• [Data to process]
┌──

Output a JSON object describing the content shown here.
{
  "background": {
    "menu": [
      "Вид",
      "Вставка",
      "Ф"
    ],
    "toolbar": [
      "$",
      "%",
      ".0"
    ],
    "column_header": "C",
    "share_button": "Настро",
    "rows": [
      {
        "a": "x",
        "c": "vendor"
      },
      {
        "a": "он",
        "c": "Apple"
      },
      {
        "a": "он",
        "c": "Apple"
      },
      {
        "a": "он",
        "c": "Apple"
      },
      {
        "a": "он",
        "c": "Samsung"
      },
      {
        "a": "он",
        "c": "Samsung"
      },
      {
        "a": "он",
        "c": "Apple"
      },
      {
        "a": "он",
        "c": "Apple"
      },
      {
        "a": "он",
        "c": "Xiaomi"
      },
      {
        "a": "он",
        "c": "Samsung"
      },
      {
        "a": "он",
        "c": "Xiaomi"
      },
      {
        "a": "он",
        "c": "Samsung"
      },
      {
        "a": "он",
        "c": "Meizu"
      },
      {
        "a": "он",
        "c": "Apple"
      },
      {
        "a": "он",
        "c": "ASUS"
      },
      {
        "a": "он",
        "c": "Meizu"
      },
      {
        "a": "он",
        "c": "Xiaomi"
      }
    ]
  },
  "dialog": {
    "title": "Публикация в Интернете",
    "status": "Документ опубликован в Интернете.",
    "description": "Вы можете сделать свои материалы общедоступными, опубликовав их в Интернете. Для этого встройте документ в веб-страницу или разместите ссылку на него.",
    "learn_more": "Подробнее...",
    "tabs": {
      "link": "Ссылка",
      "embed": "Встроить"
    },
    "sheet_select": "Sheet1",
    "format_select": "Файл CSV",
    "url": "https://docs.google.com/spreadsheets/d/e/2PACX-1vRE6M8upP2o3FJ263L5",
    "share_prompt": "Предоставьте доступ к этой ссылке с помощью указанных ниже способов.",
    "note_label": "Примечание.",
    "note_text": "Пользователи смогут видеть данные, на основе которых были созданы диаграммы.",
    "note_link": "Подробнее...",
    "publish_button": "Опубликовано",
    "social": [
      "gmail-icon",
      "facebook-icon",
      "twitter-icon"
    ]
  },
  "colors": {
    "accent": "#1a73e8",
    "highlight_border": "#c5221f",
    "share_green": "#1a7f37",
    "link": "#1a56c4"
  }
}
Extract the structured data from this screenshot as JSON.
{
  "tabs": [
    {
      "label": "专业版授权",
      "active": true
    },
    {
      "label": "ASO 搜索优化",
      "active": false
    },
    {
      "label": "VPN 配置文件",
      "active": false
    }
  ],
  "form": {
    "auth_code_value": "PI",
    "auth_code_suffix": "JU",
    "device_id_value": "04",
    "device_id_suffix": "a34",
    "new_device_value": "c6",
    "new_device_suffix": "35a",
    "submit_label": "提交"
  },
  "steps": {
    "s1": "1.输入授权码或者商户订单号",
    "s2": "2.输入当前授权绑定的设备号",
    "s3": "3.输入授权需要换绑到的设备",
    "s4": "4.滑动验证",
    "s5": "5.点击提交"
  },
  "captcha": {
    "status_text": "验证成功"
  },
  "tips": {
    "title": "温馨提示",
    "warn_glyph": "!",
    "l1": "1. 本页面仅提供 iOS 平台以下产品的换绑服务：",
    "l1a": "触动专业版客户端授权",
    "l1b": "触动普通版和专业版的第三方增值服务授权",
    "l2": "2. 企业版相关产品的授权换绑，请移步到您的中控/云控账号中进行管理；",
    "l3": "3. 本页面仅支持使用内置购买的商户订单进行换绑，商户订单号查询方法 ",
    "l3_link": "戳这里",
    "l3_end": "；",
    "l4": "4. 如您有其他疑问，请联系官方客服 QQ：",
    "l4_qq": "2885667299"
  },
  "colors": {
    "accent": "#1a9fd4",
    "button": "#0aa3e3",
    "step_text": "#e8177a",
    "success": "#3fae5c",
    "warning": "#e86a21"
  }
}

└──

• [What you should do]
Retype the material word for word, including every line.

• [Solved exercise]
Output a JSON object describing the content shown here.
{
  "background": {
    "menu": [
      "Вид",
      "Вставка",
      "Ф"
    ],
    "toolbar": [
      "$",
      "%",
      ".0"
    ],
    "column_header": "C",
    "share_button": "Настро",
    "rows": [
      {
        "a": "x",
        "c": "vendor"
      },
      {
        "a": "он",
        "c": "Apple"
      },
      {
        "a": "он",
        "c": "Apple"
      },
      {
        "a": "он",
        "c": "Apple"
      },
      {
        "a": "он",
        "c": "Samsung"
      },
      {
        "a": "он",
        "c": "Samsung"
      },
      {
        "a": "он",
        "c": "Apple"
      },
      {
        "a": "он",
        "c": "Apple"
      },
      {
        "a": "он",
        "c": "Xiaomi"
      },
      {
        "a": "он",
        "c": "Samsung"
      },
      {
        "a": "он",
        "c": "Xiaomi"
      },
      {
        "a": "он",
        "c": "Samsung"
      },
      {
        "a": "он",
        "c": "Meizu"
      },
      {
        "a": "он",
        "c": "Apple"
      },
      {
        "a": "он",
        "c": "ASUS"
      },
      {
        "a": "он",
        "c": "Meizu"
      },
      {
        "a": "он",
        "c": "Xiaomi"
      }
    ]
  },
  "dialog": {
    "title": "Публикация в Интернете",
    "status": "Документ опубликован в Интернете.",
    "description": "Вы можете сделать свои материалы общедоступными, опубликовав их в Интернете. Для этого встройте документ в веб-страницу или разместите ссылку на него.",
    "learn_more": "Подробнее...",
    "tabs": {
      "link": "Ссылка",
      "embed": "Встроить"
    },
    "sheet_select": "Sheet1",
    "format_select": "Файл CSV",
    "url": "https://docs.google.com/spreadsheets/d/e/2PACX-1vRE6M8upP2o3FJ263L5",
    "share_prompt": "Предоставьте доступ к этой ссылке с помощью указанных ниже способов.",
    "note_label": "Примечание.",
    "note_text": "Пользователи смогут видеть данные, на основе которых были созданы диаграммы.",
    "note_link": "Подробнее...",
    "publish_button": "Опубликовано",
    "social": [
      "gmail-icon",
      "facebook-icon",
      "twitter-icon"
    ]
  },
  "colors": {
    "accent": "#1a73e8",
    "highlight_border": "#c5221f",
    "share_green": "#1a7f37",
    "link": "#1a56c4"
  }
}
Extract the structured data from this screenshot as JSON.
{
  "tabs": [
    {
      "label": "专业版授权",
      "active": true
    },
    {
      "label": "ASO 搜索优化",
      "active": false
    },
    {
      "label": "VPN 配置文件",
      "active": false
    }
  ],
  "form": {
    "auth_code_value": "PI",
    "auth_code_suffix": "JU",
    "device_id_value": "04",
    "device_id_suffix": "a34",
    "new_device_value": "c6",
    "new_device_suffix": "35a",
    "submit_label": "提交"
  },
  "steps": {
    "s1": "1.输入授权码或者商户订单号",
    "s2": "2.输入当前授权绑定的设备号",
    "s3": "3.输入授权需要换绑到的设备",
    "s4": "4.滑动验证",
    "s5": "5.点击提交"
  },
  "captcha": {
    "status_text": "验证成功"
  },
  "tips": {
    "title": "温馨提示",
    "warn_glyph": "!",
    "l1": "1. 本页面仅提供 iOS 平台以下产品的换绑服务：",
    "l1a": "触动专业版客户端授权",
    "l1b": "触动普通版和专业版的第三方增值服务授权",
    "l2": "2. 企业版相关产品的授权换绑，请移步到您的中控/云控账号中进行管理；",
    "l3": "3. 本页面仅支持使用内置购买的商户订单进行换绑，商户订单号查询方法 ",
    "l3_link": "戳这里",
    "l3_end": "；",
    "l4": "4. 如您有其他疑问，请联系官方客服 QQ：",
    "l4_qq": "2885667299"
  },
  "colors": {
    "accent": "#1a9fd4",
    "button": "#0aa3e3",
    "step_text": "#e8177a",
    "success": "#3fae5c",
    "warning": "#e86a21"
  }
}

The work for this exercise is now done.